**PROBLEM**
Lines with the word "this" in them are the ones to copy from the records.

**DATA SUPPLIED**

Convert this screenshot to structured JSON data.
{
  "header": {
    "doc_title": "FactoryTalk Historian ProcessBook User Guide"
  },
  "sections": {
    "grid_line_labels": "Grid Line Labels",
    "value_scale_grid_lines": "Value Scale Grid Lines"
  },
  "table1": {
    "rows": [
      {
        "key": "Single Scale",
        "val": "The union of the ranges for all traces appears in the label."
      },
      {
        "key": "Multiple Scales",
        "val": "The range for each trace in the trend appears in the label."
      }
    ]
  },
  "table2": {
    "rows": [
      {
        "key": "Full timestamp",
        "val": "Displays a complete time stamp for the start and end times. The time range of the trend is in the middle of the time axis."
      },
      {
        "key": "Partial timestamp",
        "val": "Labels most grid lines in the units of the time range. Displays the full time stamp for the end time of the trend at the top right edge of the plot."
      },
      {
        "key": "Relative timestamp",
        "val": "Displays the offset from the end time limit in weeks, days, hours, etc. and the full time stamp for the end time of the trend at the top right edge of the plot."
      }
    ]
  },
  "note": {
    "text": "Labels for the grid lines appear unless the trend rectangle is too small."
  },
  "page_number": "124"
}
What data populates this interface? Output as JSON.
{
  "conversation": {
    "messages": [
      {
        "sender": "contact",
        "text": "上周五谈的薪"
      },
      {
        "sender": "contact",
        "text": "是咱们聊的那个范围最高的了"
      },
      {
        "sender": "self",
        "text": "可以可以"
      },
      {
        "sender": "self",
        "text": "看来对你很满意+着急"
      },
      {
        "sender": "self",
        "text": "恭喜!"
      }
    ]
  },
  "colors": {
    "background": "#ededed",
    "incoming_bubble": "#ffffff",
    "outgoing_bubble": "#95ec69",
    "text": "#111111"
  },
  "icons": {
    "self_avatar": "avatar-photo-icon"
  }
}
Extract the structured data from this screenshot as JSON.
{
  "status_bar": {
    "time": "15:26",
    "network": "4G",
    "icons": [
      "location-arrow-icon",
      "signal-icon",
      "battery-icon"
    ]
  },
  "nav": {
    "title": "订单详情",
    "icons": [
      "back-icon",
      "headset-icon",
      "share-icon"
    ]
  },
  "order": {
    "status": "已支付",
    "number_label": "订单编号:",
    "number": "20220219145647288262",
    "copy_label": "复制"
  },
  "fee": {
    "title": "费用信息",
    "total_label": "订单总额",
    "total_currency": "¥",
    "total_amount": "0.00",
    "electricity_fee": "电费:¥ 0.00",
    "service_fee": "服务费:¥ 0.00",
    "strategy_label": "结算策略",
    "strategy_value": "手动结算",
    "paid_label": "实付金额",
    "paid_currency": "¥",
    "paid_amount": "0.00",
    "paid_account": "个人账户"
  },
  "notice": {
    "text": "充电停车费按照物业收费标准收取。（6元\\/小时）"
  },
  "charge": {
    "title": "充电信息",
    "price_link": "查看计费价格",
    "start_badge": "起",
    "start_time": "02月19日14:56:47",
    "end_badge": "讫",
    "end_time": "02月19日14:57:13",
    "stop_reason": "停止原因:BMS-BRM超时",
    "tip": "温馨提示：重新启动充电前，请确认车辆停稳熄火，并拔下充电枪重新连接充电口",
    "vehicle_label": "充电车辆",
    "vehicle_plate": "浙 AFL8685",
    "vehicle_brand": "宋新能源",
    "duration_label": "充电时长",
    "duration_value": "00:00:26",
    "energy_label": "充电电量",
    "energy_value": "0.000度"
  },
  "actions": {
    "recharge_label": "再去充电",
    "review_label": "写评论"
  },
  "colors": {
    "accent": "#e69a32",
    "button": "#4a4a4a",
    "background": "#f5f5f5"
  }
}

**SOLUTION TO THE PROBLEM**
Convert this screenshot to structured JSON data.
What data populates this interface? Output as JSON.
Extract the structured data from this screenshot as JSON.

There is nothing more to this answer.